# WORK TASK
Gather all lines in the entries below that include the word "Nile".

# PROVIDED RECORDS
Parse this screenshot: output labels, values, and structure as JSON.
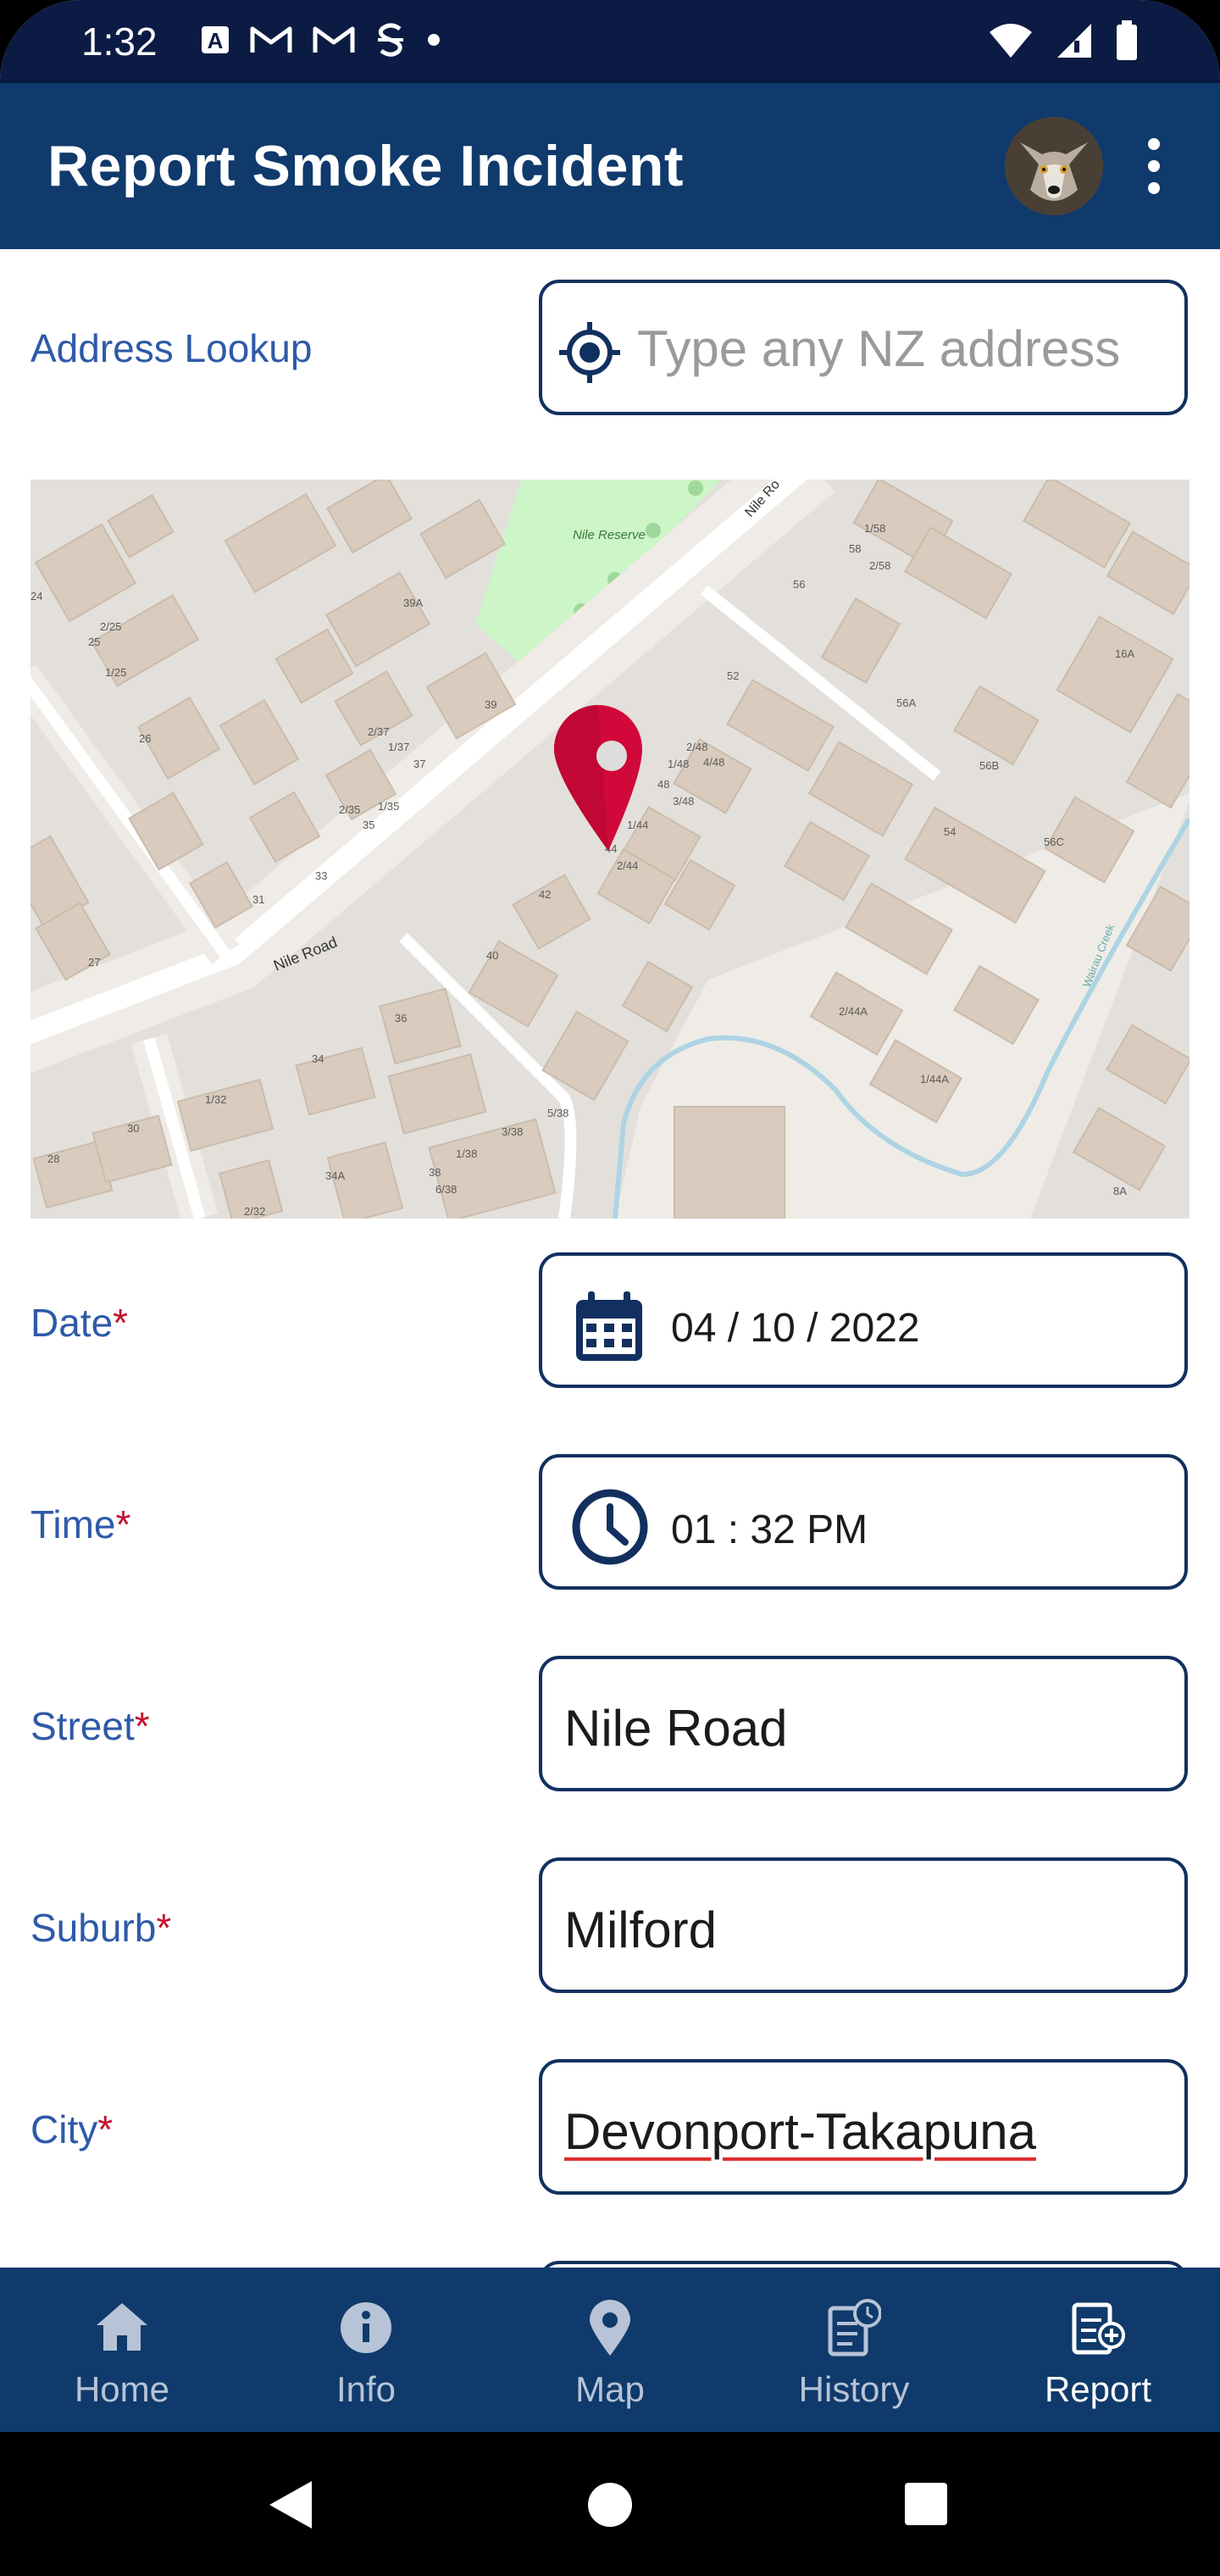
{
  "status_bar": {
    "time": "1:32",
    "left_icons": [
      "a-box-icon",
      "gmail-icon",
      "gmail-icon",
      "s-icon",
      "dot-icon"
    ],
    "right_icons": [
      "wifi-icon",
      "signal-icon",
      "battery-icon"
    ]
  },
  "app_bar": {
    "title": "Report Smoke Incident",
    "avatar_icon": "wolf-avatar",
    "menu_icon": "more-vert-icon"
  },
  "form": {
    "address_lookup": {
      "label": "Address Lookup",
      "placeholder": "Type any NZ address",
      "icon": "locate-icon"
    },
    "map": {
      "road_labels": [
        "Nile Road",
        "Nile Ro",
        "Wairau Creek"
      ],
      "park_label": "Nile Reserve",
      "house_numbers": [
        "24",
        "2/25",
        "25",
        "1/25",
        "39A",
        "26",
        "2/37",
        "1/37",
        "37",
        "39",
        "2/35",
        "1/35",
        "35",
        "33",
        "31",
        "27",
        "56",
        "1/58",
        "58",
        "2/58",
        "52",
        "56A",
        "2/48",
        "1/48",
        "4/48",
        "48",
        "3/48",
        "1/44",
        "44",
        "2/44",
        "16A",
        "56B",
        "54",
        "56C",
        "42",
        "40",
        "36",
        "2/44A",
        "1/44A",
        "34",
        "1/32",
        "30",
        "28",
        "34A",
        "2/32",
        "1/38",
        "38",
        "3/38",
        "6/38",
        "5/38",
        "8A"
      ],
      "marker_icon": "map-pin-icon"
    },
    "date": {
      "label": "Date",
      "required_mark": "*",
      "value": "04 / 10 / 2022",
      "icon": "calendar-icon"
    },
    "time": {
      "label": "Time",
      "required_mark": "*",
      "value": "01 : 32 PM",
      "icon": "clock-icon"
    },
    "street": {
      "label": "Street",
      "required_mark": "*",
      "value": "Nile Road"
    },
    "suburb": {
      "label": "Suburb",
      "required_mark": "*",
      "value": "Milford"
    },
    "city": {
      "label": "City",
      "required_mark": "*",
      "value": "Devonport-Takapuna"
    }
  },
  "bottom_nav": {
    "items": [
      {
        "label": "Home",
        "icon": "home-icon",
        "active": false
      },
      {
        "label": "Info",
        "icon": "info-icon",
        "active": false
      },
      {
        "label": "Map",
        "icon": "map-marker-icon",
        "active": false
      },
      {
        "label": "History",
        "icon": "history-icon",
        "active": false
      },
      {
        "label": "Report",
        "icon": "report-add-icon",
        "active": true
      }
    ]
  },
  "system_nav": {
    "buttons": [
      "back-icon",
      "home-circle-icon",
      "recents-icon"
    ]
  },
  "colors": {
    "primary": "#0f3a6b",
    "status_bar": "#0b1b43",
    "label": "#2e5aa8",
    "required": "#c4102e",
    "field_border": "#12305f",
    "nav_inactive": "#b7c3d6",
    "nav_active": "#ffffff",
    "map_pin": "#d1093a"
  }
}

# RESPONSE
        "Nile Road",
        "Nile Ro",
      "park_label": "Nile Reserve",
      "value": "Nile Road"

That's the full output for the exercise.